Which lines of the data include the string "this"? List them all.

Material provided:
★ ★ ★

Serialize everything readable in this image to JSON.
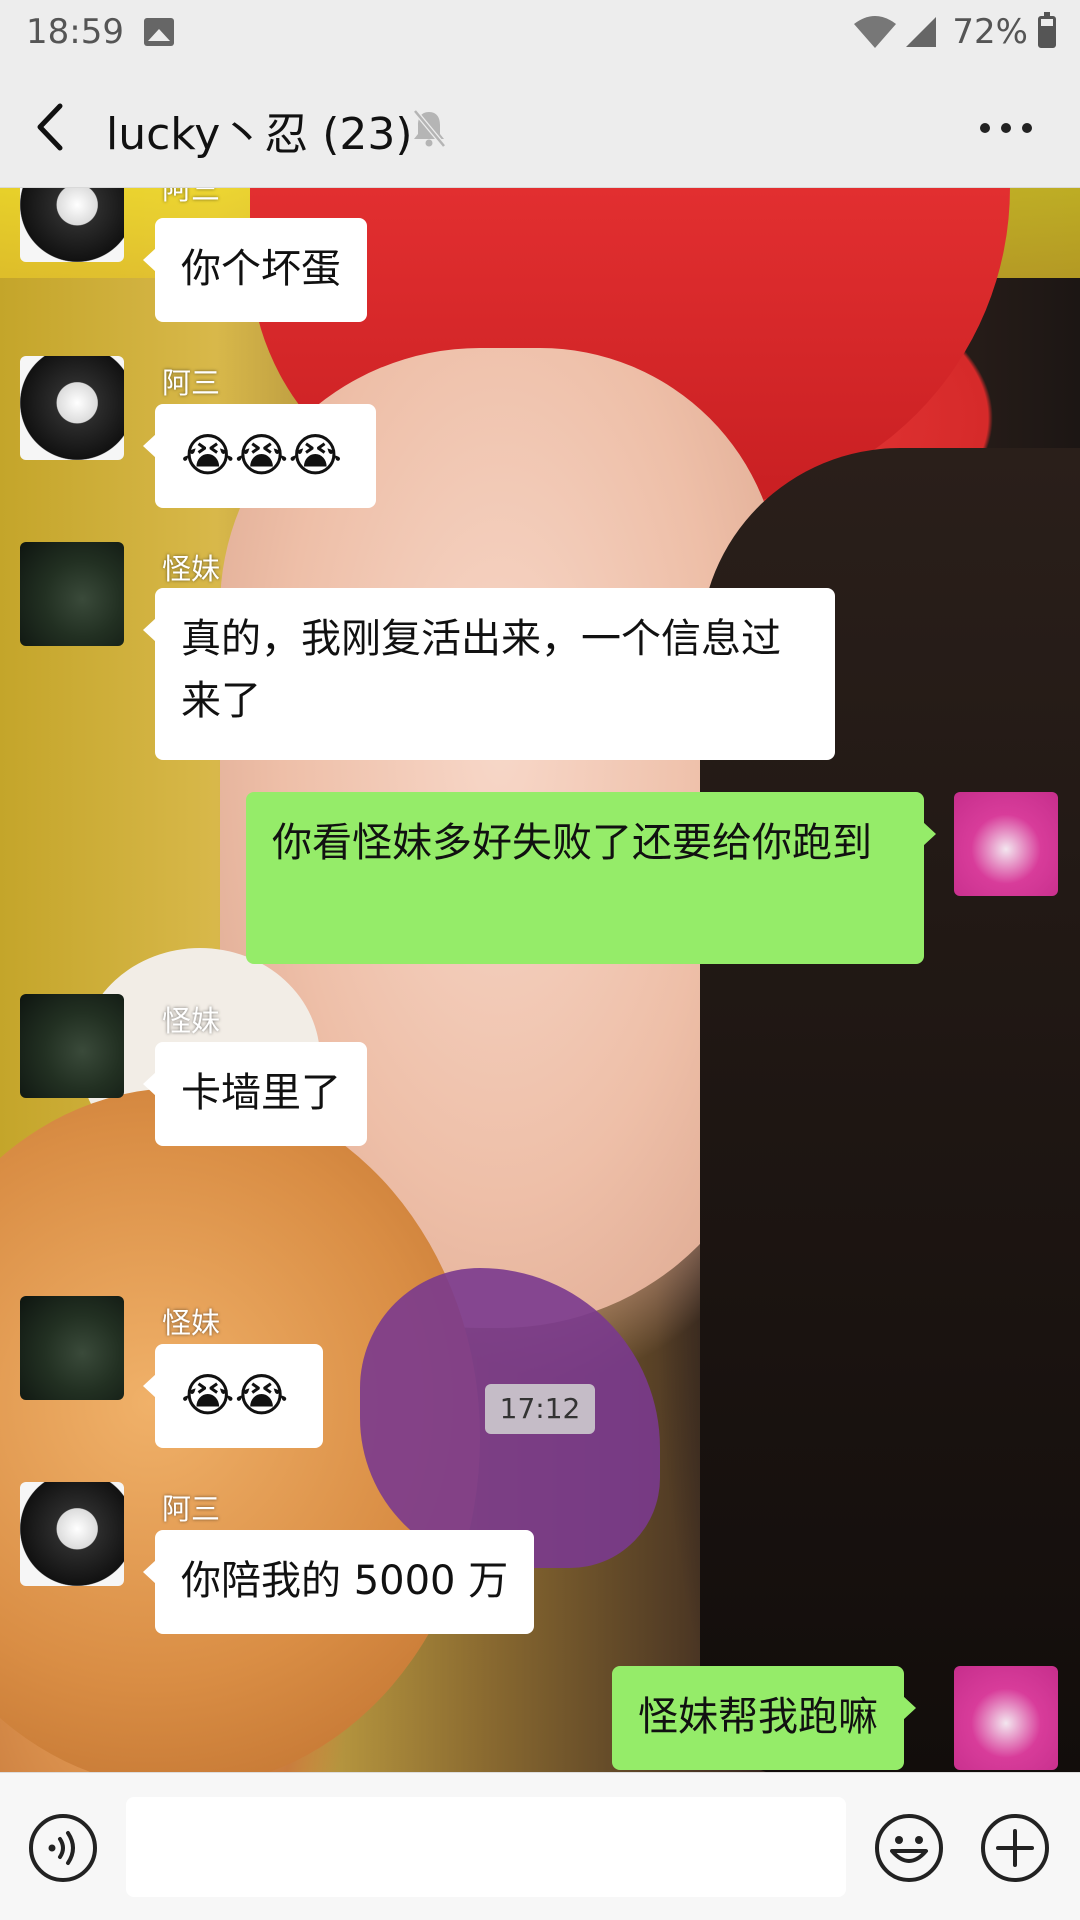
{
  "status_bar": {
    "time": "18:59",
    "battery": "72%",
    "battery_level": 0.72
  },
  "nav": {
    "title": "lucky丶忍 (23)"
  },
  "messages": [
    {
      "sender": "阿三",
      "text": "你个坏蛋"
    },
    {
      "sender": "阿三",
      "text": "😭😭😭"
    },
    {
      "sender": "怪妹",
      "text": "真的，我刚复活出来，一个信息过来了"
    },
    {
      "sender": "",
      "text": "你看怪妹多好失败了还要给你跑到"
    },
    {
      "sender": "怪妹",
      "text": "卡墙里了"
    },
    {
      "sender": "怪妹",
      "text": "😭😭"
    },
    {
      "sender": "阿三",
      "text": "你陪我的 5000 万"
    },
    {
      "sender": "",
      "text": "怪妹帮我跑嘛"
    }
  ],
  "time_divider": "17:12",
  "input": {
    "value": "",
    "placeholder": ""
  },
  "colors": {
    "own_bubble": "#95ec69",
    "other_bubble": "#ffffff",
    "header_bg": "#ededed"
  },
  "icons": {
    "back": "chevron-left-icon",
    "mute": "bell-off-icon",
    "more": "more-dots-icon",
    "voice": "voice-icon",
    "emoji": "emoji-icon",
    "plus": "plus-icon"
  }
}
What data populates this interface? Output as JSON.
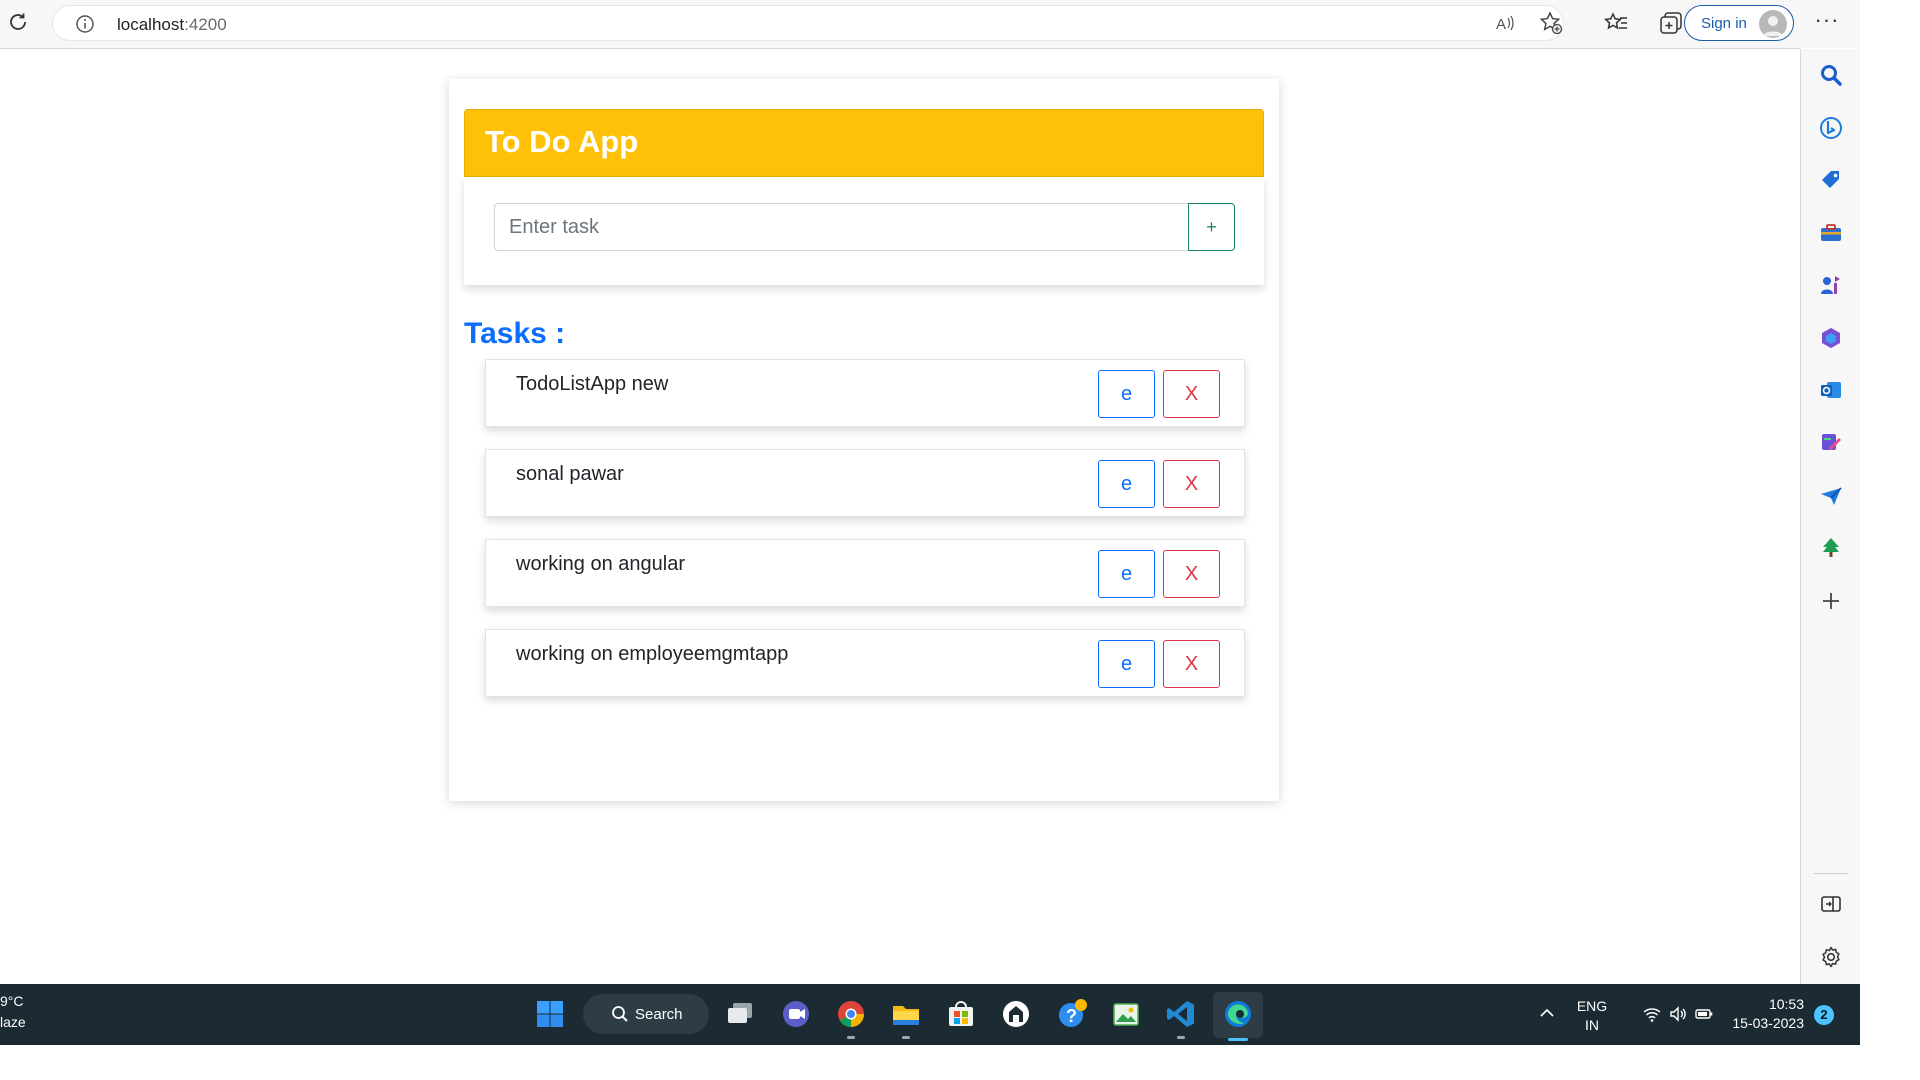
{
  "browser": {
    "url_host": "localhost",
    "url_port": ":4200",
    "sign_in_label": "Sign in",
    "more_label": "···",
    "icons": [
      "reload-icon",
      "info-icon",
      "read-aloud-icon",
      "add-favorite-icon",
      "favorites-icon",
      "collections-icon",
      "avatar-icon",
      "more-icon"
    ]
  },
  "sidebar": {
    "icons": [
      "search-icon",
      "bing-icon",
      "shopping-icon",
      "tools-icon",
      "games-icon",
      "office-icon",
      "outlook-icon",
      "designer-icon",
      "send-icon",
      "tree-icon",
      "add-icon",
      "split-screen-icon",
      "settings-icon"
    ]
  },
  "app": {
    "title": "To Do App",
    "input_placeholder": "Enter task",
    "add_label": "+",
    "tasks_heading": "Tasks :",
    "tasks": [
      {
        "text": "TodoListApp new",
        "edit_label": "e",
        "delete_label": "X"
      },
      {
        "text": "sonal pawar",
        "edit_label": "e",
        "delete_label": "X"
      },
      {
        "text": "working on angular",
        "edit_label": "e",
        "delete_label": "X"
      },
      {
        "text": "working on employeemgmtapp",
        "edit_label": "e",
        "delete_label": "X"
      }
    ],
    "colors": {
      "header": "#ffc107",
      "heading": "#0d6efd",
      "edit": "#0d6efd",
      "delete": "#dc3545",
      "add": "#198754"
    }
  },
  "taskbar": {
    "weather_temp": "9°C",
    "weather_desc": "laze",
    "search_label": "Search",
    "lang_line1": "ENG",
    "lang_line2": "IN",
    "time": "10:53",
    "date": "15-03-2023",
    "notification_count": "2",
    "apps": [
      "windows-start-icon",
      "task-view-icon",
      "teams-icon",
      "chrome-icon",
      "file-explorer-icon",
      "store-icon",
      "app-icon",
      "help-icon",
      "photos-icon",
      "vscode-icon",
      "edge-icon"
    ]
  }
}
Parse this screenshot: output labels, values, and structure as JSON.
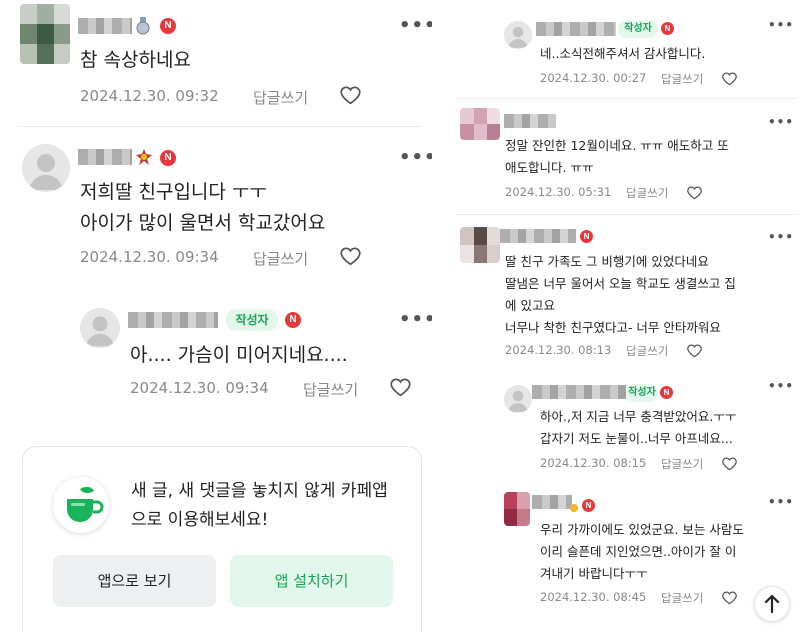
{
  "left": {
    "comments": [
      {
        "text": "참 속상하네요",
        "date": "2024.12.30. 09:32",
        "reply": "답글쓰기"
      },
      {
        "text": "저희딸 친구입니다 ㅜㅜ\n아이가 많이 울면서 학교갔어요",
        "date": "2024.12.30. 09:34",
        "reply": "답글쓰기"
      },
      {
        "author_tag": "작성자",
        "text": "아.... 가슴이 미어지네요....",
        "date": "2024.12.30. 09:34",
        "reply": "답글쓰기"
      }
    ],
    "promo": {
      "message": "새 글, 새 댓글을 놓치지 않게 카페앱으로 이용해보세요!",
      "open_app_label": "앱으로 보기",
      "install_label": "앱 설치하기"
    }
  },
  "right": {
    "comments": [
      {
        "author_tag": "작성자",
        "text": "네..소식전해주셔서 감사합니다.",
        "date": "2024.12.30. 00:27",
        "reply": "답글쓰기"
      },
      {
        "text": "정말 잔인한 12월이네요. ㅠㅠ 애도하고 또\n애도합니다. ㅠㅠ",
        "date": "2024.12.30. 05:31",
        "reply": "답글쓰기"
      },
      {
        "text": "딸 친구 가족도 그 비행기에 있었다네요\n딸냄은 너무 울어서 오늘 학교도 생결쓰고 집\n에 있고요\n너무나 착한 친구였다고- 너무 안타까워요",
        "date": "2024.12.30. 08:13",
        "reply": "답글쓰기"
      },
      {
        "author_tag": "작성자",
        "text": "하아.,저 지금 너무 충격받았어요.ㅜㅜ\n갑자기 저도 눈물이..너무 아프네요...",
        "date": "2024.12.30. 08:15",
        "reply": "답글쓰기"
      },
      {
        "text": "우리 가까이에도 있었군요. 보는 사람도\n이리 슬픈데 지인었으면..아이가 잘 이\n겨내기 바랍니다ㅜㅜ",
        "date": "2024.12.30. 08:45",
        "reply": "답글쓰기"
      }
    ]
  },
  "badge_letter": "N",
  "icons": {
    "more": "more-icon",
    "heart": "heart-icon",
    "profile": "profile-icon",
    "cup": "cafe-cup-icon",
    "arrow": "arrow-up-icon"
  },
  "colors": {
    "accent_green": "#19b35a",
    "badge_red": "#e5383b",
    "meta_gray": "#888888"
  }
}
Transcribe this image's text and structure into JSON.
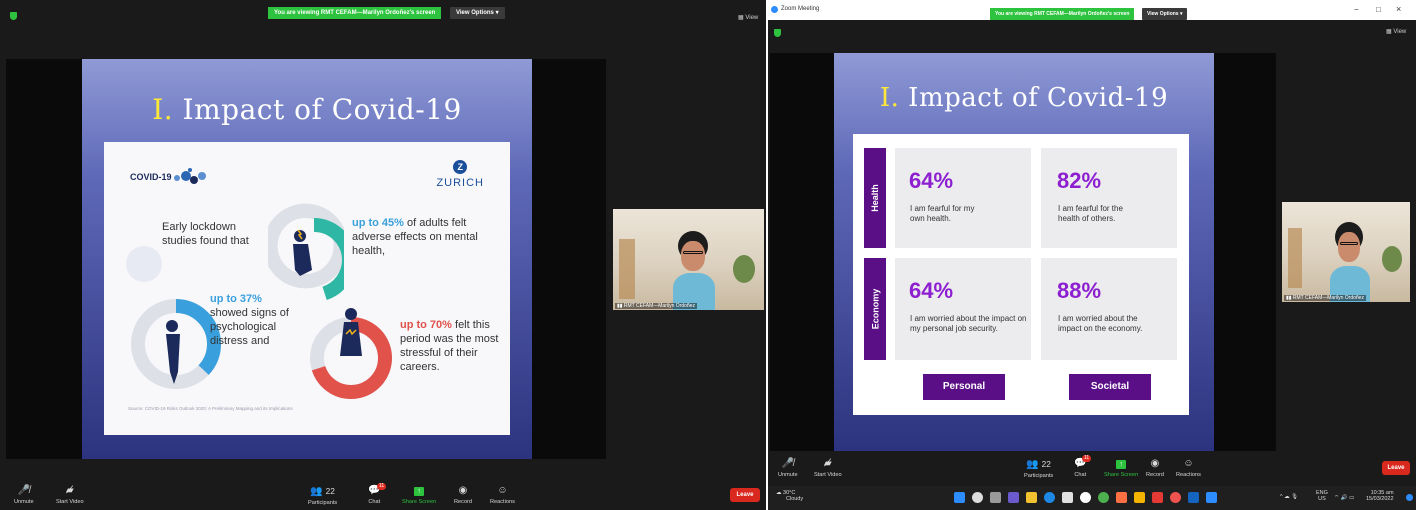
{
  "left": {
    "banner": "You are viewing RMT CEFAM—Marilyn Ordoñez's screen",
    "view_options": "View Options ▾",
    "view": "View",
    "slide": {
      "title_roman": "I.",
      "title_text": " Impact of Covid-19",
      "covid_label": "COVID-19",
      "brand": "ZURICH",
      "intro": "Early lockdown studies found that",
      "stat45_strong": "up to 45%",
      "stat45_rest": " of adults felt adverse effects on mental health,",
      "stat37_strong": "up to 37%",
      "stat37_rest": "showed signs of psychological distress and",
      "stat70_strong": "up to 70%",
      "stat70_rest": " felt this period was the most stressful of their careers.",
      "source": "Source: COVID-19 Risks Outlook 2020: A Preliminary Mapping and its Implications",
      "donut_values": {
        "adults_adverse_pct": 45,
        "psych_distress_pct": 37,
        "most_stressful_pct": 70
      }
    },
    "participant": "RMT CEFAM—Marilyn Ordoñez",
    "toolbar": {
      "unmute": "Unmute",
      "start_video": "Start Video",
      "participants": "Participants",
      "participants_count": "22",
      "chat": "Chat",
      "chat_badge": "11",
      "share": "Share Screen",
      "record": "Record",
      "reactions": "Reactions",
      "leave": "Leave"
    }
  },
  "right": {
    "window_title": "Zoom Meeting",
    "banner": "You are viewing RMT CEFAM—Marilyn Ordoñez's screen",
    "view_options": "View Options ▾",
    "view": "View",
    "window_controls": [
      "−",
      "□",
      "×"
    ],
    "slide": {
      "title_roman": "I.",
      "title_text": " Impact of Covid-19",
      "row_labels": [
        "Health",
        "Economy"
      ],
      "stats": [
        {
          "pct": "64%",
          "desc": "I am fearful for my own health."
        },
        {
          "pct": "82%",
          "desc": "I am fearful for the health of others."
        },
        {
          "pct": "64%",
          "desc": "I am worried about the impact on my personal job security."
        },
        {
          "pct": "88%",
          "desc": "I am worried about the impact on the economy."
        }
      ],
      "col_labels": [
        "Personal",
        "Societal"
      ]
    },
    "participant": "RMT CEFAM—Marilyn Ordoñez",
    "toolbar": {
      "unmute": "Unmute",
      "start_video": "Start Video",
      "participants": "Participants",
      "participants_count": "22",
      "chat": "Chat",
      "chat_badge": "11",
      "share": "Share Screen",
      "record": "Record",
      "reactions": "Reactions",
      "leave": "Leave"
    },
    "taskbar": {
      "weather_temp": "30°C",
      "weather_desc": "Cloudy",
      "lang": "ENG",
      "region": "US",
      "time": "10:35 am",
      "date": "15/03/2022"
    }
  },
  "colors": {
    "accent_green": "#2ec33f",
    "leave_red": "#d9281e",
    "stat_purple": "#8d1fd1",
    "label_purple": "#5a0f86"
  }
}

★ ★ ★

Solution:
Serialize everything readable in this image to JSON.
What data populates this interface? Output as JSON.
Parse this screenshot: output labels, values, and structure as JSON.
Transcribe this image's text and structure into JSON.
      "stat70_rest": " felt this period was the most stressful of their careers.",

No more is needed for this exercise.